"It's clear the ball deflected off Freeman's hand and in to the New England goal. However, his hand was in a natural position (based on the contact) and he made no apparent swinging motion or obvious attempt with his hand or arm to affect the path of the ball...and that's my evaluation at full speed."
Arm contact with the ball is deemed permissible by the laws of the game if the following is true:
Ball to hand (no foul)
The hand/arm is stationary or moving away from the ball
The hand is protecting the player's face/genitals (and in the case of women the chest area) in a reflex action.
The ball was moving so fast that the player never had any time to react and avoid the ball.
The player did not see the ball (the player was looking away from the ball, for example) so could not avoid it.
The hand/arm is moving towards from the ball.
The hand/arm is in an un-natural position (For example, above the head).
The player could have moved his/her hand/arm but decided not to.
Zach argues that it is not a foul based on items three and four under ball-to-hand. I disagree. Admittedly, Ginge has several more images to make his point, but we'll make do with the one that I have (courtesy of Zach, actually).
To me, Freeman's arm is obviously in an unnatural position. It is out away from his body and, upon viewing the slow-motion replay, the ball hits the outstretched arm and rolls into the goal. That right there should make it a handball foul and not a goal.
It is also being argued by those who believe the goal to be legitimate that Freeman's arms were out because he was being fouled by Reis, who was climbing up his back and whose arm was hitting him in the back of the head. The latter assertion is ludicrous; viewing the images and the video clearly indicates that Freeman's head was ducked long before Reis' limb even reaches his back, let alone hits him (which is also questionable). Regardless, by their logic, the arms were in a natural position.
I have also heard (and read in the comments on that piece) that Freeman didn't see the ball, so it isn't a handball based on item four under ball-to-hand. This simply cannot be the case. Freeman's head was down, certainly; but it was down because he was pushing his hips backwards to box out Matt Reis. Zach and the other commenters on Dynamo Theory asserted that Hunter Freeman had been the first to see where the ball was going and took up a good position - thus, he was not fouling Reis by boxing him out, but holding his ground.

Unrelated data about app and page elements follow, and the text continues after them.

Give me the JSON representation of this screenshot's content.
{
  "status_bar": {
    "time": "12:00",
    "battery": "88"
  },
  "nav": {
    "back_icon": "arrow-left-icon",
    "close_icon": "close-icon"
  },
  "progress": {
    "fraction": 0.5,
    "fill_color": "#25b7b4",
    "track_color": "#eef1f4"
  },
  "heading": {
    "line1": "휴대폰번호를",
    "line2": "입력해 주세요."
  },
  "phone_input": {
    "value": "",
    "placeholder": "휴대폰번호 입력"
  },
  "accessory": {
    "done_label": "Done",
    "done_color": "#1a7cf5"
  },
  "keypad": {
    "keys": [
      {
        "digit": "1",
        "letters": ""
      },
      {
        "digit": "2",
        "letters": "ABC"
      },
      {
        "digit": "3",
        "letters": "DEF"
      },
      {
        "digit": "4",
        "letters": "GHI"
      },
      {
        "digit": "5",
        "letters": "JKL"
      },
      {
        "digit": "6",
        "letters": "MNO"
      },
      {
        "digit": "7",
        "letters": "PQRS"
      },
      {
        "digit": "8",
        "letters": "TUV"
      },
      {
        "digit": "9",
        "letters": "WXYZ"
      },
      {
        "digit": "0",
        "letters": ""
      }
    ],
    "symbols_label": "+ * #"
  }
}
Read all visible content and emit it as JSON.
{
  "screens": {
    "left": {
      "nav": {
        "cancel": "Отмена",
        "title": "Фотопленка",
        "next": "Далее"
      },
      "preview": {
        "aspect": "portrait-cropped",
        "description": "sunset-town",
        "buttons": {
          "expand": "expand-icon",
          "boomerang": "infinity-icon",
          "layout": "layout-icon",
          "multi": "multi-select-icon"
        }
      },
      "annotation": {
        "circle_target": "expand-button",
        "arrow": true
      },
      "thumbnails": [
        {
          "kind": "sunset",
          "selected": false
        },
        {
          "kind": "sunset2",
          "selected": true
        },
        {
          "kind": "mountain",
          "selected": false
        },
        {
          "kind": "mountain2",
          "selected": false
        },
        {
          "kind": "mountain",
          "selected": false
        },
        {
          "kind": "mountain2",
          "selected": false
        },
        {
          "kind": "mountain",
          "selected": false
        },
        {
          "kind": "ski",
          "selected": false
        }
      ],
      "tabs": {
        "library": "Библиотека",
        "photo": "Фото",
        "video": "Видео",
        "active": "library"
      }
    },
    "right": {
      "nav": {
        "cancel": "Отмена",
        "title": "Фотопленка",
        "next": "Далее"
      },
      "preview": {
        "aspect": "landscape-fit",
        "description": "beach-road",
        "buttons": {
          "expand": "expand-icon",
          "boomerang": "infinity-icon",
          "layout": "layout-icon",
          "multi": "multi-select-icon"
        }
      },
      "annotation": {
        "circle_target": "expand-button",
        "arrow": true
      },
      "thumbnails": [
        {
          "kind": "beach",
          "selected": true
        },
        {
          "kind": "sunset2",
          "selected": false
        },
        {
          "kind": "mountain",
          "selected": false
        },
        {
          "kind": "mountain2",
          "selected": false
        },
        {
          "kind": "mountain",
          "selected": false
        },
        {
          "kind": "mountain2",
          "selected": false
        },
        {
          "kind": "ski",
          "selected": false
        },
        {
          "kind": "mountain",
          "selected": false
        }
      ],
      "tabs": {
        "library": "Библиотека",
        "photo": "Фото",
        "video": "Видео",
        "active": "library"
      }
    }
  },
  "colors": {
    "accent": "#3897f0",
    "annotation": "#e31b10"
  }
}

Anyone else see the contradiction? If Freeman saw the ball's trajectory and took up the proper position, then he knew where the ball was. If he knew where the ball was, then there is no way item four can apply in this situation.
So really the only way Freeman could have put the ball in with his arm accidentally is if he was fouling Reis, which obviously means the goal shouldn't stand. If Freeman had the positioning advantage and thus did not foul Matt, then it was a handball based on his arms being extended perpendicular to his body and/or the fact that he consciously took up the proper position on the ball to receive it on its way down, indicating that he knew where it was, or at least where it would be.
Before I turn it over to your comments, I'd like to point out that I don't want to unduly criticize Alex Prus. The first no-call was totally on his linesman, as Prus would never have had the proper angle to see that ball cross the line. The second incident is on him but it was still an incredibly difficult call to make based solely on the fact that he'd have to see through a veritable forest of bodies. It all happened so fast that it's very unfair to give Prus the same sort of criticism leveled at, say, Jasen Anno last week, or Baldomero Toledo in games previous.
What do you think? Were those goals, or did the refs miss calls? Let us know below!